§ **Data in this exercise**:
*** Begin section ***

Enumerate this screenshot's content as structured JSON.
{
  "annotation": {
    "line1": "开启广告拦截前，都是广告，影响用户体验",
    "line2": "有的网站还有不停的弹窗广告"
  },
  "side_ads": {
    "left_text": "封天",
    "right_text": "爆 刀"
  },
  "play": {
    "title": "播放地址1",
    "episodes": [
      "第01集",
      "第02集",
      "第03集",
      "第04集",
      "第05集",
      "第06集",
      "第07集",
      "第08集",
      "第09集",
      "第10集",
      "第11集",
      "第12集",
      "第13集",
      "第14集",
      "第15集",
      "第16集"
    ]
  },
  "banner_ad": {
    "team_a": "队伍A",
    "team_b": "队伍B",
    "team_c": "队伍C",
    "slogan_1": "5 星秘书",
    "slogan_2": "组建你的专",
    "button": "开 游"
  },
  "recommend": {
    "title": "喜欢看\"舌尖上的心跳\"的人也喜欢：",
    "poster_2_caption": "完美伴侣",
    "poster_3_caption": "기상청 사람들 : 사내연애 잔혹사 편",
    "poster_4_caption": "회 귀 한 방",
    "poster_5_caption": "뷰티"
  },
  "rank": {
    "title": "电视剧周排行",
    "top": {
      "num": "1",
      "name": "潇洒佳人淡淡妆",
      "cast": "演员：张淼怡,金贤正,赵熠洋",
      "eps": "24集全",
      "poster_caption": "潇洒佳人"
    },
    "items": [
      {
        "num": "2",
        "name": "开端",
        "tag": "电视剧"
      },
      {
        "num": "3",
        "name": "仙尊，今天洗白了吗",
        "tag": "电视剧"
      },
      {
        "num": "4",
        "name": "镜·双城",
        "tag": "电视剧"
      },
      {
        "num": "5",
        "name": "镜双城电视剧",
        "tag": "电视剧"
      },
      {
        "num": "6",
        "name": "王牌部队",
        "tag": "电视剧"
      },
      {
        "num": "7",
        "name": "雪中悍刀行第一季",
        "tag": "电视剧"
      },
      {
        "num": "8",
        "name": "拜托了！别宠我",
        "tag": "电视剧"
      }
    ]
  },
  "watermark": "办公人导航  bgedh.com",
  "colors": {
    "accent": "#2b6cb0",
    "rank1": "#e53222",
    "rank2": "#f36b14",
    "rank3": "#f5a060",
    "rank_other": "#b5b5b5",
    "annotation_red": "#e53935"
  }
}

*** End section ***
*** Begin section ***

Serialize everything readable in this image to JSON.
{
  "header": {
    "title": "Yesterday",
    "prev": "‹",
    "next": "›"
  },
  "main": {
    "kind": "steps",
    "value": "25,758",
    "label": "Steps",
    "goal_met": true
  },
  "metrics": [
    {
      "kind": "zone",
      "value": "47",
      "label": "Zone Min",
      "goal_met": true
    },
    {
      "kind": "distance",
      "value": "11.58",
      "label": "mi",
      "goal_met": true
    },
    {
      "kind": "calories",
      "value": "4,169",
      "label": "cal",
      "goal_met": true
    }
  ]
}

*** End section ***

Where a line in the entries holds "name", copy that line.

§ **Answer to this exercise**:
      "name": "潇洒佳人淡淡妆",
        "name": "开端",
        "name": "仙尊，今天洗白了吗",
        "name": "镜·双城",
        "name": "镜双城电视剧",
        "name": "王牌部队",
        "name": "雪中悍刀行第一季",
        "name": "拜托了！别宠我",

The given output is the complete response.